(App and web page records)
== == ==
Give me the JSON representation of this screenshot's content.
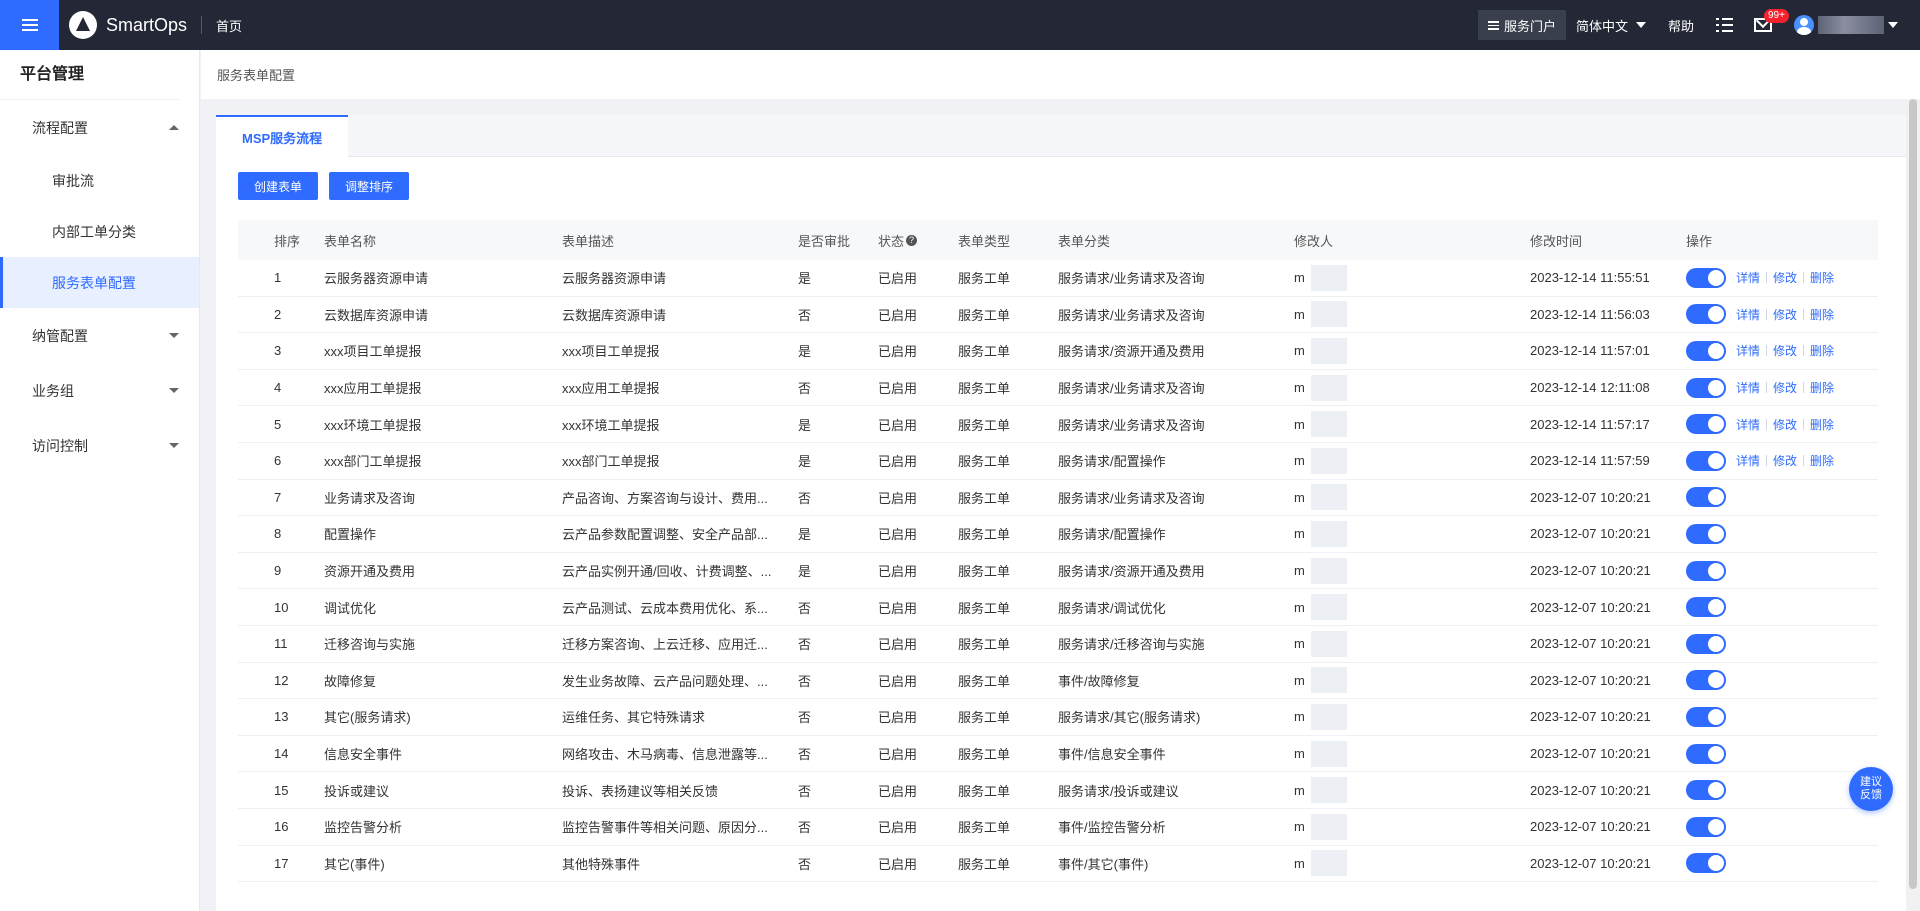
{
  "topbar": {
    "brand": "SmartOps",
    "home": "首页",
    "portal": "服务门户",
    "language": "简体中文",
    "help": "帮助",
    "badge": "99+"
  },
  "sidebar": {
    "title": "平台管理",
    "groups": [
      {
        "label": "流程配置",
        "expanded": true,
        "items": [
          "审批流",
          "内部工单分类",
          "服务表单配置"
        ]
      },
      {
        "label": "纳管配置",
        "expanded": false
      },
      {
        "label": "业务组",
        "expanded": false
      },
      {
        "label": "访问控制",
        "expanded": false
      }
    ],
    "active_item": "服务表单配置"
  },
  "breadcrumb": "服务表单配置",
  "tab": "MSP服务流程",
  "buttons": {
    "create": "创建表单",
    "sort": "调整排序"
  },
  "table": {
    "headers": [
      "排序",
      "表单名称",
      "表单描述",
      "是否审批",
      "状态",
      "表单类型",
      "表单分类",
      "修改人",
      "修改时间",
      "操作"
    ],
    "op_labels": {
      "detail": "详情",
      "edit": "修改",
      "delete": "删除"
    },
    "rows": [
      {
        "no": "1",
        "name": "云服务器资源申请",
        "desc": "云服务器资源申请",
        "approval": "是",
        "status": "已启用",
        "type": "服务工单",
        "category": "服务请求/业务请求及咨询",
        "modifier": "m",
        "time": "2023-12-14 11:55:51",
        "enabled": true,
        "ops": true
      },
      {
        "no": "2",
        "name": "云数据库资源申请",
        "desc": "云数据库资源申请",
        "approval": "否",
        "status": "已启用",
        "type": "服务工单",
        "category": "服务请求/业务请求及咨询",
        "modifier": "m",
        "time": "2023-12-14 11:56:03",
        "enabled": true,
        "ops": true
      },
      {
        "no": "3",
        "name": "xxx项目工单提报",
        "desc": "xxx项目工单提报",
        "approval": "是",
        "status": "已启用",
        "type": "服务工单",
        "category": "服务请求/资源开通及费用",
        "modifier": "m",
        "time": "2023-12-14 11:57:01",
        "enabled": true,
        "ops": true
      },
      {
        "no": "4",
        "name": "xxx应用工单提报",
        "desc": "xxx应用工单提报",
        "approval": "否",
        "status": "已启用",
        "type": "服务工单",
        "category": "服务请求/业务请求及咨询",
        "modifier": "m",
        "time": "2023-12-14 12:11:08",
        "enabled": true,
        "ops": true
      },
      {
        "no": "5",
        "name": "xxx环境工单提报",
        "desc": "xxx环境工单提报",
        "approval": "是",
        "status": "已启用",
        "type": "服务工单",
        "category": "服务请求/业务请求及咨询",
        "modifier": "m",
        "time": "2023-12-14 11:57:17",
        "enabled": true,
        "ops": true
      },
      {
        "no": "6",
        "name": "xxx部门工单提报",
        "desc": "xxx部门工单提报",
        "approval": "是",
        "status": "已启用",
        "type": "服务工单",
        "category": "服务请求/配置操作",
        "modifier": "m",
        "time": "2023-12-14 11:57:59",
        "enabled": true,
        "ops": true
      },
      {
        "no": "7",
        "name": "业务请求及咨询",
        "desc": "产品咨询、方案咨询与设计、费用...",
        "approval": "否",
        "status": "已启用",
        "type": "服务工单",
        "category": "服务请求/业务请求及咨询",
        "modifier": "m",
        "time": "2023-12-07 10:20:21",
        "enabled": true,
        "ops": false
      },
      {
        "no": "8",
        "name": "配置操作",
        "desc": "云产品参数配置调整、安全产品部...",
        "approval": "是",
        "status": "已启用",
        "type": "服务工单",
        "category": "服务请求/配置操作",
        "modifier": "m",
        "time": "2023-12-07 10:20:21",
        "enabled": true,
        "ops": false
      },
      {
        "no": "9",
        "name": "资源开通及费用",
        "desc": "云产品实例开通/回收、计费调整、...",
        "approval": "是",
        "status": "已启用",
        "type": "服务工单",
        "category": "服务请求/资源开通及费用",
        "modifier": "m",
        "time": "2023-12-07 10:20:21",
        "enabled": true,
        "ops": false
      },
      {
        "no": "10",
        "name": "调试优化",
        "desc": "云产品测试、云成本费用优化、系...",
        "approval": "否",
        "status": "已启用",
        "type": "服务工单",
        "category": "服务请求/调试优化",
        "modifier": "m",
        "time": "2023-12-07 10:20:21",
        "enabled": true,
        "ops": false
      },
      {
        "no": "11",
        "name": "迁移咨询与实施",
        "desc": "迁移方案咨询、上云迁移、应用迁...",
        "approval": "否",
        "status": "已启用",
        "type": "服务工单",
        "category": "服务请求/迁移咨询与实施",
        "modifier": "m",
        "time": "2023-12-07 10:20:21",
        "enabled": true,
        "ops": false
      },
      {
        "no": "12",
        "name": "故障修复",
        "desc": "发生业务故障、云产品问题处理、...",
        "approval": "否",
        "status": "已启用",
        "type": "服务工单",
        "category": "事件/故障修复",
        "modifier": "m",
        "time": "2023-12-07 10:20:21",
        "enabled": true,
        "ops": false
      },
      {
        "no": "13",
        "name": "其它(服务请求)",
        "desc": "运维任务、其它特殊请求",
        "approval": "否",
        "status": "已启用",
        "type": "服务工单",
        "category": "服务请求/其它(服务请求)",
        "modifier": "m",
        "time": "2023-12-07 10:20:21",
        "enabled": true,
        "ops": false
      },
      {
        "no": "14",
        "name": "信息安全事件",
        "desc": "网络攻击、木马病毒、信息泄露等...",
        "approval": "否",
        "status": "已启用",
        "type": "服务工单",
        "category": "事件/信息安全事件",
        "modifier": "m",
        "time": "2023-12-07 10:20:21",
        "enabled": true,
        "ops": false
      },
      {
        "no": "15",
        "name": "投诉或建议",
        "desc": "投诉、表扬建议等相关反馈",
        "approval": "否",
        "status": "已启用",
        "type": "服务工单",
        "category": "服务请求/投诉或建议",
        "modifier": "m",
        "time": "2023-12-07 10:20:21",
        "enabled": true,
        "ops": false
      },
      {
        "no": "16",
        "name": "监控告警分析",
        "desc": "监控告警事件等相关问题、原因分...",
        "approval": "否",
        "status": "已启用",
        "type": "服务工单",
        "category": "事件/监控告警分析",
        "modifier": "m",
        "time": "2023-12-07 10:20:21",
        "enabled": true,
        "ops": false
      },
      {
        "no": "17",
        "name": "其它(事件)",
        "desc": "其他特殊事件",
        "approval": "否",
        "status": "已启用",
        "type": "服务工单",
        "category": "事件/其它(事件)",
        "modifier": "m",
        "time": "2023-12-07 10:20:21",
        "enabled": true,
        "ops": false
      }
    ]
  },
  "feedback": {
    "line1": "建议",
    "line2": "反馈"
  }
}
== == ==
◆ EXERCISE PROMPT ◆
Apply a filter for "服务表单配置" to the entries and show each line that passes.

◆ WRITTEN REPLY ◆
          "服务表单配置"
    "active_item": "服务表单配置"
  "breadcrumb": "服务表单配置",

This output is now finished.